Page and application data records:
☆ ☆ ☆

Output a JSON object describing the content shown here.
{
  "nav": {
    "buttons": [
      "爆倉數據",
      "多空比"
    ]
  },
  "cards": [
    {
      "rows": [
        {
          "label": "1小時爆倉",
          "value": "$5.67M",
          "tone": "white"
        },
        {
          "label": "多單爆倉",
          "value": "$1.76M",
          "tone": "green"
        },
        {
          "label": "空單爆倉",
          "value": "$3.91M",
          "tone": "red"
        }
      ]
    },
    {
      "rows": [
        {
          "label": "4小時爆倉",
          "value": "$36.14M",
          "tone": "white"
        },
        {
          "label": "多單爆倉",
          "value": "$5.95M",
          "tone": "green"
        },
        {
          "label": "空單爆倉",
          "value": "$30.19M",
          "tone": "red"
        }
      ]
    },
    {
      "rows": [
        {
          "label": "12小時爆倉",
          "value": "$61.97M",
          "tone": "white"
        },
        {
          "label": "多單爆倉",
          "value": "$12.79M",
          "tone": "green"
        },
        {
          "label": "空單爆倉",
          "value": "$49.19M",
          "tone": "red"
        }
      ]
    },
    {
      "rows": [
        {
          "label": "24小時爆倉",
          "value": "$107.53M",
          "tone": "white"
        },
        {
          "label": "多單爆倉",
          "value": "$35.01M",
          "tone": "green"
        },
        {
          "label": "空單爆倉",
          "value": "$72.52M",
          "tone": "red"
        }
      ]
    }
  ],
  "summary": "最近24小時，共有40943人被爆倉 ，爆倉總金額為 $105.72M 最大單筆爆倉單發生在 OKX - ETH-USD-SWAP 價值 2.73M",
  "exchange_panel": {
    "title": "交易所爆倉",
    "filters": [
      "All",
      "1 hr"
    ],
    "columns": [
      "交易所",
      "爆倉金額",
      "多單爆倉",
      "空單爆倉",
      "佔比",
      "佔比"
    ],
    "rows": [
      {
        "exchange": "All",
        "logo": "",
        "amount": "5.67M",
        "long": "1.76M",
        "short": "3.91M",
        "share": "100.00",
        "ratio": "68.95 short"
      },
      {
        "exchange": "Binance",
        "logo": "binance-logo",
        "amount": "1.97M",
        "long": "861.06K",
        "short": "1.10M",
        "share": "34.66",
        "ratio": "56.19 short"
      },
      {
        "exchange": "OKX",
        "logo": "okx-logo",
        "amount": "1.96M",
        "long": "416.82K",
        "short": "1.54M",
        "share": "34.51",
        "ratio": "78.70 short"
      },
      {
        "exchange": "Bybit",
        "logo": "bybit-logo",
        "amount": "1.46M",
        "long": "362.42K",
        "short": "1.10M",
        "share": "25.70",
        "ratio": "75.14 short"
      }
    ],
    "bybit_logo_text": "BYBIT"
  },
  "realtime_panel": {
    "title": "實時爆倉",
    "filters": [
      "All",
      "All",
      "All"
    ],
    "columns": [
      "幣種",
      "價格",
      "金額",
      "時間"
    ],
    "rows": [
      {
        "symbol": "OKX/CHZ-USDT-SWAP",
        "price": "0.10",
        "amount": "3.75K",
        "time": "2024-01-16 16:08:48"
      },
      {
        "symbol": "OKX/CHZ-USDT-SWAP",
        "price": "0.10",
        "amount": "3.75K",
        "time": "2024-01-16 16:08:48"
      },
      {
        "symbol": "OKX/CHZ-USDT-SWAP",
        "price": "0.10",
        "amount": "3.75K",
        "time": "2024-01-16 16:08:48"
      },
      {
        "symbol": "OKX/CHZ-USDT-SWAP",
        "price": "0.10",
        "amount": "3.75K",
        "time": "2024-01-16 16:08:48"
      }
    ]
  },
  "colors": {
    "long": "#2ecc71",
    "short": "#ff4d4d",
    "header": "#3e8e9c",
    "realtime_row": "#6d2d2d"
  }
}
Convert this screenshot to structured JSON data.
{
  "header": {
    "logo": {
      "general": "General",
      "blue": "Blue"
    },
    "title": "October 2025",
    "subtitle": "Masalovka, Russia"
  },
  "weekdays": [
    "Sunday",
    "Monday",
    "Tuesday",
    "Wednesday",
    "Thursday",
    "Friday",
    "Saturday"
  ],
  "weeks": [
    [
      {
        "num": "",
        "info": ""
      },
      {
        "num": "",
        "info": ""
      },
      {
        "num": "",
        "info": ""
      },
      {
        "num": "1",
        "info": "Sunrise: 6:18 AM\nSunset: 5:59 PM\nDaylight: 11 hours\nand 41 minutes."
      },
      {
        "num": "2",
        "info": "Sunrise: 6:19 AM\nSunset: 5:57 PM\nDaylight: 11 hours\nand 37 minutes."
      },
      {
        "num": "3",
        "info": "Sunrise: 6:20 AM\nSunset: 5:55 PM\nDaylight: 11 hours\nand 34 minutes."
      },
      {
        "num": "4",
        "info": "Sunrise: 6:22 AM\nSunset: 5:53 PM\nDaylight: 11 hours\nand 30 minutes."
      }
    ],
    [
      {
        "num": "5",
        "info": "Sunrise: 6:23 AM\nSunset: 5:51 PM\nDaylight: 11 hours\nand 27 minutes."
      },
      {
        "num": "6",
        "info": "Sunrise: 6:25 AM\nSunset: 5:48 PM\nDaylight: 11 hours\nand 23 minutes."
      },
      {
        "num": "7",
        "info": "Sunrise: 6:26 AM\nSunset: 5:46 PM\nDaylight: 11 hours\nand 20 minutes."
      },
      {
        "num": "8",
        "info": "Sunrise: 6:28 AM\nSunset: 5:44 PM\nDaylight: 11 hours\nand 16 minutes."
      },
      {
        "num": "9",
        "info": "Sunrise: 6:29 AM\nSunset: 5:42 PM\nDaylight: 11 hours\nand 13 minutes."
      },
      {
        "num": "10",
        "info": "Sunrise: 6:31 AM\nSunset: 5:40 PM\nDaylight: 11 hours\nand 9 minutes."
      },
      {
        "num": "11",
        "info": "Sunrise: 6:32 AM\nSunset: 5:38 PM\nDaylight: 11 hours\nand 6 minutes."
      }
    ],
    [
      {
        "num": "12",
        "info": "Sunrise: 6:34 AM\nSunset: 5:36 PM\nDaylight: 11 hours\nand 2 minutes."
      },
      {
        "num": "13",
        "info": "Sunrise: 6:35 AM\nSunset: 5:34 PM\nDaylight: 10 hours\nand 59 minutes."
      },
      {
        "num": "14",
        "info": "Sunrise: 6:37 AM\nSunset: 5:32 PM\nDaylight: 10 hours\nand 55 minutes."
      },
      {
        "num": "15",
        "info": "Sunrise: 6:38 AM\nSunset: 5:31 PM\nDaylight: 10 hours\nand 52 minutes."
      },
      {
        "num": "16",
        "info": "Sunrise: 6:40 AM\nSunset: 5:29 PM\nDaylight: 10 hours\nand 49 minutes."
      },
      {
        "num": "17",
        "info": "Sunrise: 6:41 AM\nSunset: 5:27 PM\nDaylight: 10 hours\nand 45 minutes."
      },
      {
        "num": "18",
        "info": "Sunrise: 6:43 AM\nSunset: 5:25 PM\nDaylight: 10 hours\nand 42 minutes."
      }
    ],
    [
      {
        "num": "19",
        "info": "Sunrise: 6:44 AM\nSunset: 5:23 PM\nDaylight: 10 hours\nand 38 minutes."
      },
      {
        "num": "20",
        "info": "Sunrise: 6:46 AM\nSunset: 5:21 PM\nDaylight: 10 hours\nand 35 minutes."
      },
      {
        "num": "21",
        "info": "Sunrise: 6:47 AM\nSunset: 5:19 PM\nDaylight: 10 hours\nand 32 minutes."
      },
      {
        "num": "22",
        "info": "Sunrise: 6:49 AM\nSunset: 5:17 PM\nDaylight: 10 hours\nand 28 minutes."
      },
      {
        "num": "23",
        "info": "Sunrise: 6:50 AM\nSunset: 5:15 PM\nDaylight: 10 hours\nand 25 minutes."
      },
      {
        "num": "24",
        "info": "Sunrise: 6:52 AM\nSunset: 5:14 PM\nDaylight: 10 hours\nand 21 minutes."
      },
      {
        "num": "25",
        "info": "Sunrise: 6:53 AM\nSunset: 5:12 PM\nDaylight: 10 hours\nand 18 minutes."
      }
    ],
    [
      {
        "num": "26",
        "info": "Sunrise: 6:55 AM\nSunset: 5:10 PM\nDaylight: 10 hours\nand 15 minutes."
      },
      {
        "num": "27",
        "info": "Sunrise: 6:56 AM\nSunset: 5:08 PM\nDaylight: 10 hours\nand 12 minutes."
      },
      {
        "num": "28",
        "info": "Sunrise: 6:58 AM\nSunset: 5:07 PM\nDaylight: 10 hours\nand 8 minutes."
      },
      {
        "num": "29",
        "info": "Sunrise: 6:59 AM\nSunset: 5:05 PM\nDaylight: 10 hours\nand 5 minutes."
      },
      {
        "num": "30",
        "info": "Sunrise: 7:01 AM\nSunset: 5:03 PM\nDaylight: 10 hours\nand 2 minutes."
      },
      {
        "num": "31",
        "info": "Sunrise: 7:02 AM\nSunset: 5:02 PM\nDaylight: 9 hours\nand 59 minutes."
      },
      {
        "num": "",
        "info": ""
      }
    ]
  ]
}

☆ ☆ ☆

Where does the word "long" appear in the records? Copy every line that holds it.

        "long": "1.76M",
        "long": "861.06K",
        "long": "416.82K",
        "long": "362.42K",
    "long": "#2ecc71",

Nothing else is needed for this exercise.